## Records for the task:

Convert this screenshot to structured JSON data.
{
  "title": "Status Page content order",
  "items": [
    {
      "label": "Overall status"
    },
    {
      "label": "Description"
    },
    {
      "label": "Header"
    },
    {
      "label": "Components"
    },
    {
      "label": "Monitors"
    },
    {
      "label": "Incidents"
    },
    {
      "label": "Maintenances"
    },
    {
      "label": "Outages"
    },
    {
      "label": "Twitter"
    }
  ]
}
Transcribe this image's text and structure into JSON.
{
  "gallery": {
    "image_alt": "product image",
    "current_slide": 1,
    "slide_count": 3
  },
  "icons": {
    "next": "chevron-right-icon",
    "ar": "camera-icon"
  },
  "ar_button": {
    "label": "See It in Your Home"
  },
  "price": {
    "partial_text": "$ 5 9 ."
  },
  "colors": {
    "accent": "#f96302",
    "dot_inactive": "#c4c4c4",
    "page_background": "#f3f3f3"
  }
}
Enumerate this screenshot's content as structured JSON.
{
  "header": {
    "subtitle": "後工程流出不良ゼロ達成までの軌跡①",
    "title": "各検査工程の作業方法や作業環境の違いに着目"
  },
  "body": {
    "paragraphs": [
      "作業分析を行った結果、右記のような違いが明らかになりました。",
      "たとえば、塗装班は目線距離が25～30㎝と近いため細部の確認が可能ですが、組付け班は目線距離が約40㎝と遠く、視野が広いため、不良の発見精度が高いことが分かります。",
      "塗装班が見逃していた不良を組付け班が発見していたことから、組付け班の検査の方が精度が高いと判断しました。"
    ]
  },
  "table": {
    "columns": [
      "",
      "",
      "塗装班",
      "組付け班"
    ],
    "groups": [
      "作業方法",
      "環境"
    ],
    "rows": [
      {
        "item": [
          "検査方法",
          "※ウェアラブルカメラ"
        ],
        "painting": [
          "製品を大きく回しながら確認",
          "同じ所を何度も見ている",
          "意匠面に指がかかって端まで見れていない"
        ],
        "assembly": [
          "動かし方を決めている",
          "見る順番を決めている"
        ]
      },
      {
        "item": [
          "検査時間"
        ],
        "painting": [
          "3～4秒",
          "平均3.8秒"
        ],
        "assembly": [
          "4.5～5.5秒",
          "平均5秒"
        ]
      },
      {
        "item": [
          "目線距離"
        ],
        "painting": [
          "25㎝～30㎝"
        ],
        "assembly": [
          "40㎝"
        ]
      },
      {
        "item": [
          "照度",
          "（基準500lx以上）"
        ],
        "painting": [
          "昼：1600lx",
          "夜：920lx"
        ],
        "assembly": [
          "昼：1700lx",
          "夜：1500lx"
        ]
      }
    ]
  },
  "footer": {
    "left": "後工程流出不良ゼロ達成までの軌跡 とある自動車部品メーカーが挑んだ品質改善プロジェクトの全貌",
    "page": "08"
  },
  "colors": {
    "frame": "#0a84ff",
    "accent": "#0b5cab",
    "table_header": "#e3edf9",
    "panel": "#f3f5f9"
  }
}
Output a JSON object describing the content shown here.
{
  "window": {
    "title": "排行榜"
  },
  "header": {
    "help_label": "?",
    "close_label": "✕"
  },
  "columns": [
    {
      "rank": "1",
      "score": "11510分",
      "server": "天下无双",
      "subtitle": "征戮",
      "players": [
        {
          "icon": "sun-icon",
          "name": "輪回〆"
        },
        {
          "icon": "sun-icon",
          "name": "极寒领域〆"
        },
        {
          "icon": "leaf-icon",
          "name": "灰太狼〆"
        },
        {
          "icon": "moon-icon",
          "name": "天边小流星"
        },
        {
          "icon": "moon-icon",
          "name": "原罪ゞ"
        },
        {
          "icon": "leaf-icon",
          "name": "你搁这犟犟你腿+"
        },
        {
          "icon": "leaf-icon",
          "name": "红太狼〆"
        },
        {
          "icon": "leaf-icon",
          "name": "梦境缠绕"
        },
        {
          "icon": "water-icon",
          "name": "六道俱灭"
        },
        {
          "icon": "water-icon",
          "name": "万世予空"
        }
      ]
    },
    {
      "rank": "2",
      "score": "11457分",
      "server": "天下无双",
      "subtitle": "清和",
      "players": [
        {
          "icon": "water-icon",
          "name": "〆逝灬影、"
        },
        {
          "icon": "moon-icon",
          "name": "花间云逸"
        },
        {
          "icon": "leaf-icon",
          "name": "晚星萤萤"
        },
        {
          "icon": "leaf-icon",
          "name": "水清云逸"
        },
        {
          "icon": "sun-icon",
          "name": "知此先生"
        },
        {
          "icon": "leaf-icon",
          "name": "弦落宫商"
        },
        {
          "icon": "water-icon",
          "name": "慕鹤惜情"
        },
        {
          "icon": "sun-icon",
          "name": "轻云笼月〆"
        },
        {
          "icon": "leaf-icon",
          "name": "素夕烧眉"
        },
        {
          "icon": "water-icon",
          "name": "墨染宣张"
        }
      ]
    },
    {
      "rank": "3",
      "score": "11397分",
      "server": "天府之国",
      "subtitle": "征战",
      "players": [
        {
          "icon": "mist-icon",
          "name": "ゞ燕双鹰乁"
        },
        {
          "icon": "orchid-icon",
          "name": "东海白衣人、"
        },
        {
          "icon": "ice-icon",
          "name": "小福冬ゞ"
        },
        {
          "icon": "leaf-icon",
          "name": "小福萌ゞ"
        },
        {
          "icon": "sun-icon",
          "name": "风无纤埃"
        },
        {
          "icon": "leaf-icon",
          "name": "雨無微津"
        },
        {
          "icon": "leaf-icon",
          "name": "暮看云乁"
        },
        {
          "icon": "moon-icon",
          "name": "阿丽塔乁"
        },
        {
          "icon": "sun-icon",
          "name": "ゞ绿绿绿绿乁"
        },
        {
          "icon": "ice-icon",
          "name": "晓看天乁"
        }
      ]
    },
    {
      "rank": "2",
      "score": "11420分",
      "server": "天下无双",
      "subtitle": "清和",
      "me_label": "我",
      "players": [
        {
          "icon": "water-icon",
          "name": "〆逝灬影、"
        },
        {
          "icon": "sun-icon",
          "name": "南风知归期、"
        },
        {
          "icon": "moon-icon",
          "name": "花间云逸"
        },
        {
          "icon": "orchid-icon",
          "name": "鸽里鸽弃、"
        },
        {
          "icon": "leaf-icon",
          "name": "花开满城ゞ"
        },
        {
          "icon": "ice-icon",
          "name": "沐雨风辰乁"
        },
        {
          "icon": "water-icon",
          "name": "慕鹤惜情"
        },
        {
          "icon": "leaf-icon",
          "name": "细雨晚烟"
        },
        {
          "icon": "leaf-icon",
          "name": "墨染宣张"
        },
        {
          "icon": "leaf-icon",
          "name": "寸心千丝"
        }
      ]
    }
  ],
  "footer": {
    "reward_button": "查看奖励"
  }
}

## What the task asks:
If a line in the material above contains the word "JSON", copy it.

## Written solution:
Convert this screenshot to structured JSON data.
Transcribe this image's text and structure into JSON.
Enumerate this screenshot's content as structured JSON.
Output a JSON object describing the content shown here.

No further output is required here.